He said they issued a further threat: “If you say you want to return, we will keep observing you forever. No one can protect you if you step out from the camp.”

The man said he no longer uses the word “return.”

He introduced me to a 67-year-old Rohingya refugee who told me about his near-experience with ARSA fighters.

A few months ago, he said, about 20 ARSA members arrived at his temporary home in the camp, but he was not there at the time.

“I had consulted with the United Nations because I knew that ARSA members have sold relief supplies given by the U.N.,” he said.

He said he believes that the ARSA members who visited his home planned to punish him.

He has since moved around among the temporary homes of acquaintances to avoid the fighters.

“Many people have noticed that ARSA members are doing strange things, but no one can say anything because we fear them,” he said. “If we opposed them, we would be ignored by our friends who have believed that ARSA is the group that is protecting Rohingyas.”

A Bangladesh staff member of international medical aid organization Medicines Sans Frontiers (MSF) explained the reasons for ARSA’s aggressive tactics in the camp.

“A group of several hundred people in the camp identify themselves as ARSA. With prolonged living in the camp, young people who have lost hope for the future are inclined to join the group.
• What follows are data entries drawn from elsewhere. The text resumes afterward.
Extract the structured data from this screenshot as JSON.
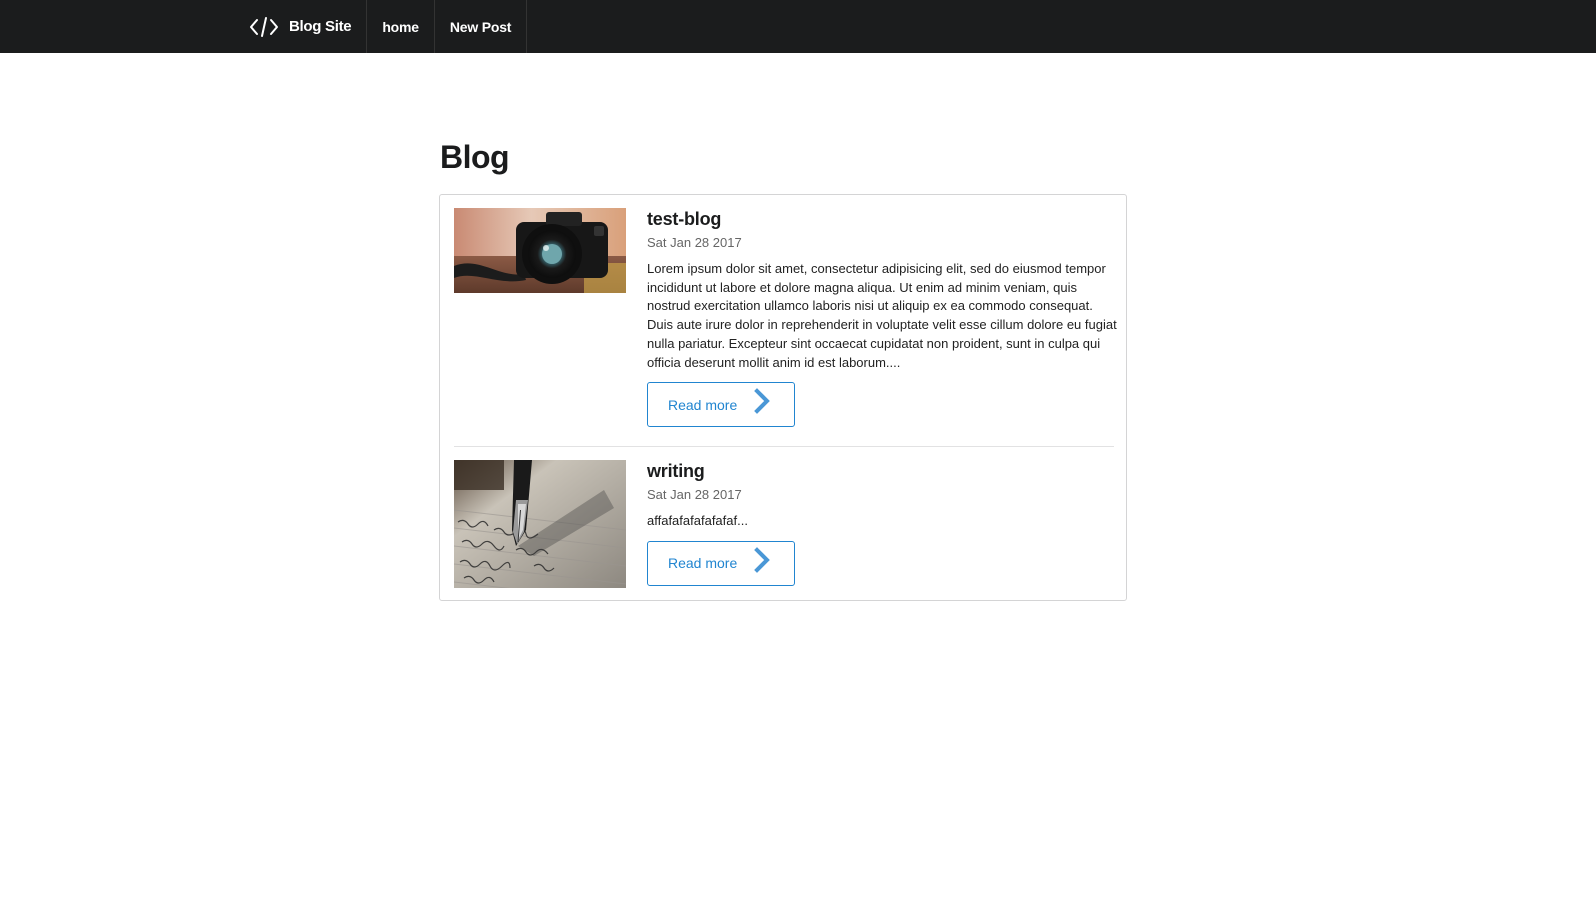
{
  "navbar": {
    "brand_icon": "code-icon",
    "brand_label": "Blog Site",
    "items": [
      {
        "label": "home"
      },
      {
        "label": "New Post"
      }
    ]
  },
  "page": {
    "title": "Blog"
  },
  "posts": [
    {
      "title": "test-blog",
      "date": "Sat Jan 28 2017",
      "excerpt": "Lorem ipsum dolor sit amet, consectetur adipisicing elit, sed do eiusmod tempor incididunt ut labore et dolore magna aliqua. Ut enim ad minim veniam, quis nostrud exercitation ullamco laboris nisi ut aliquip ex ea commodo consequat. Duis aute irure dolor in reprehenderit in voluptate velit esse cillum dolore eu fugiat nulla pariatur. Excepteur sint occaecat cupidatat non proident, sunt in culpa qui officia deserunt mollit anim id est laborum....",
      "thumbnail": "camera-photo",
      "read_more_label": "Read more",
      "read_more_icon": "chevron-right-icon"
    },
    {
      "title": "writing",
      "date": "Sat Jan 28 2017",
      "excerpt": "affafafafafafafaf...",
      "thumbnail": "fountain-pen-photo",
      "read_more_label": "Read more",
      "read_more_icon": "chevron-right-icon"
    }
  ],
  "colors": {
    "navbar_bg": "#1b1c1d",
    "accent": "#2185d0"
  }
}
There are no specific leaders, and they keep changing their alignments,” the staff member said.

ARSA is also involved in illegal drugs and prostitution, and its activities have been expanding for a year, the member said.

“At night, the camp becomes almost lawless after Bangladeshi police and NGO members leave. ARSA is apparently working under such conditions,” the member said.

According to a member of British charity group Christian Aid, more than a dozen Rohingya families confirmed that they wanted to return to Myanmar 48 hours before their scheduled departure from Bangladesh in November 2018.

But on the day of the return, no one showed any desire to leave Bangladesh. Some refugees mentioned “pressure from ARSA.”

“By delaying the return, ARSA might be trying to maintain its power of being a symbol of the Rohingya,” a member of an NGO said.

Through the interviews with the refugees, I felt that further postponements in repatriation will cause the threats by ARSA to spread at the camp.

(Ryuta Sometaya is chief of The Asahi Shimbun’s Yangon Bureau.)


The original eighth paragraph that cited "several hundred thousand refugees" was corrected to "several hundred refugees" on Jan. 22.